    To the original poster, before you become “astonished, and quite frankly, pissed off” to the tune of seven exclamation points and three question marks, why not take a minute to look up the information about the program on or email your ANC rep? Better yet, join a neighborhood listserv so you know what’s afoot in your neighborhood.

    • ANC-1 discussed the potential of limiting a side of the street to “resident only” but decided to not move forward with the pilot project at this time. As an Adams Morgan resident that now received the visitor parking pass, lets hope the ANC-1 moves forward with the “resident only” side of the streets.

      Many posters here must consider the difference between Wards and communities.
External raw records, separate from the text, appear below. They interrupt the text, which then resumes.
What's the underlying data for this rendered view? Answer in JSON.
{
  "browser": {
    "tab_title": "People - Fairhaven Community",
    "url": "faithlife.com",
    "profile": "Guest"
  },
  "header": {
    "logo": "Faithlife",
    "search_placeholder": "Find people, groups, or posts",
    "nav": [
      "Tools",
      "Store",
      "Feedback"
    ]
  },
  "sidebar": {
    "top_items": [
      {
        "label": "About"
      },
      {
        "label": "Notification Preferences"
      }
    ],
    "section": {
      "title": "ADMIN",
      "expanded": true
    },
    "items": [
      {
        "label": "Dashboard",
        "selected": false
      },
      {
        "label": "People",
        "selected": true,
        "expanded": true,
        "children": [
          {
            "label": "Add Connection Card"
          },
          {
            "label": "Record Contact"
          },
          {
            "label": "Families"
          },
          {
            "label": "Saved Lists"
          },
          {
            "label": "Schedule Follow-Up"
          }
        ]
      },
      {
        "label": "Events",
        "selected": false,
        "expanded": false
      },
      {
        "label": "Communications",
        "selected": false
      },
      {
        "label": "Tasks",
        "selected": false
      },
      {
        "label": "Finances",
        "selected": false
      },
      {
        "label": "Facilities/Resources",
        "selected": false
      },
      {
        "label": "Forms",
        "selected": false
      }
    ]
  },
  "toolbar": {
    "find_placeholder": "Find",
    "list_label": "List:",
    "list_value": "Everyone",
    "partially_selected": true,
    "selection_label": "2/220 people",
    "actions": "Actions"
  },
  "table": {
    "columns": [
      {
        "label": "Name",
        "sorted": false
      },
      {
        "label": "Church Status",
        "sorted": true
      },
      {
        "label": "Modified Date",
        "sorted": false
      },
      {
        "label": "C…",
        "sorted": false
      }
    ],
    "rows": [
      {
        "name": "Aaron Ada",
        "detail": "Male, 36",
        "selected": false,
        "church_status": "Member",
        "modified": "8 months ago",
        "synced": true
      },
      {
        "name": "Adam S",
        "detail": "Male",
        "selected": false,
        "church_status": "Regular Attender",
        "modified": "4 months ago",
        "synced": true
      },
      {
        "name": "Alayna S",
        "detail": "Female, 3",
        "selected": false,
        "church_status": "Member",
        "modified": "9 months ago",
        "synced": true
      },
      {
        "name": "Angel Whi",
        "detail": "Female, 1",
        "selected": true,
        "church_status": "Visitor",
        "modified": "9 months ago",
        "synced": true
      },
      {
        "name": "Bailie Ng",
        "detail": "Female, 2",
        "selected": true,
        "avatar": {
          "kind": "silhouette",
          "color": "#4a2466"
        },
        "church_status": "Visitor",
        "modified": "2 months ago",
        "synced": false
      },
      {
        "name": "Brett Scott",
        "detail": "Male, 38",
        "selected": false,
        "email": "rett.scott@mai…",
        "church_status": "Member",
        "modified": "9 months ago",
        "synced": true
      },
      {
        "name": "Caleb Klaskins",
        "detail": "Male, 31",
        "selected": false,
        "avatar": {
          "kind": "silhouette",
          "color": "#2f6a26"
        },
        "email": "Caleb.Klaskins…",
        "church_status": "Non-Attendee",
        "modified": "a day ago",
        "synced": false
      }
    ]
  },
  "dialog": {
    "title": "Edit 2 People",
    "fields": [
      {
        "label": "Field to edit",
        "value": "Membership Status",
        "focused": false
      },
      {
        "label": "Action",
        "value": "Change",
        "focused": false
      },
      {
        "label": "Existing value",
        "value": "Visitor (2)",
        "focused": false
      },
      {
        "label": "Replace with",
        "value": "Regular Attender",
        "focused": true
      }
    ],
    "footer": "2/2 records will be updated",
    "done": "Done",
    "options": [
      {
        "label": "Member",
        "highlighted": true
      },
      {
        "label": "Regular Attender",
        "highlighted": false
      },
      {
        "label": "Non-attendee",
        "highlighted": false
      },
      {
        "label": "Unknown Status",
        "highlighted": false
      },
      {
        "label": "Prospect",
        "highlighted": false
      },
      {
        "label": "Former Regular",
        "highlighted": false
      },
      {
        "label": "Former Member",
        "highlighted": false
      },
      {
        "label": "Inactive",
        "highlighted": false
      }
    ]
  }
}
Some communities simply don’t see the parking demand that others do. U St, Adams Morgan, Dupont, see an disproportionately higher volume of visitors and demand on residential parking spots.

  • I’ve lived on an RPP block in 1D for several years and have never received one of these passes. I checked the DDOT website and there doesn’t appear to be a ready mechanism to verify that a pass was sent or received. Maybe some people are already appropriating passes to put them on the market.

  • I think may of those commenting here miss an important point: these passes are giving random people who do not pay taxes in the area a subsidized spot to park. These passes DO get sold (walk around Eastern Market South of Penn during a work day and check out all the “guests”). In my opinion on street parking passes should cost a fixed, LARGE amount which should go directly to subsidizing public transit.

    Parking in a city should be a luxury, but for many it is a necessity: no more local markets, poor bus routes, to name just two examples. Expecting everyone to afford to “buy a garage” or “rent a spot” is irrational when for the history of the city that has not been the case.

  • The passes are a life savers for those of us who rely on the daily services of visiting nurses or home health care workers.

  • I’m new to DC and don’t own a car, so hadn’t realized how restricted parking is here. How do I know which Ward I live in, and what the specific parking restrictions are for my neighborhood? I have friends who live in MD and VA who may drive up and visit for a few hours, and don’t want them to get tickets. (Thanks for helping out a DC newbie!)

  • I live on the Hill in an area that Nats fans like to park to avoid paying for parking. I keep seeing VA tags rolling up with passes which stings a bit. They dont pay our taxes and are taking advantages somehow. Other than that they are great. I have a nanny and its an ideal situation.

  • I actually got two in the mail. Mine and my neighbor’s. I thought about keeping both and letting my neighbor either go without or call and get a replacement, but in the end did the nice thing and give him his permit.

Comments are closed.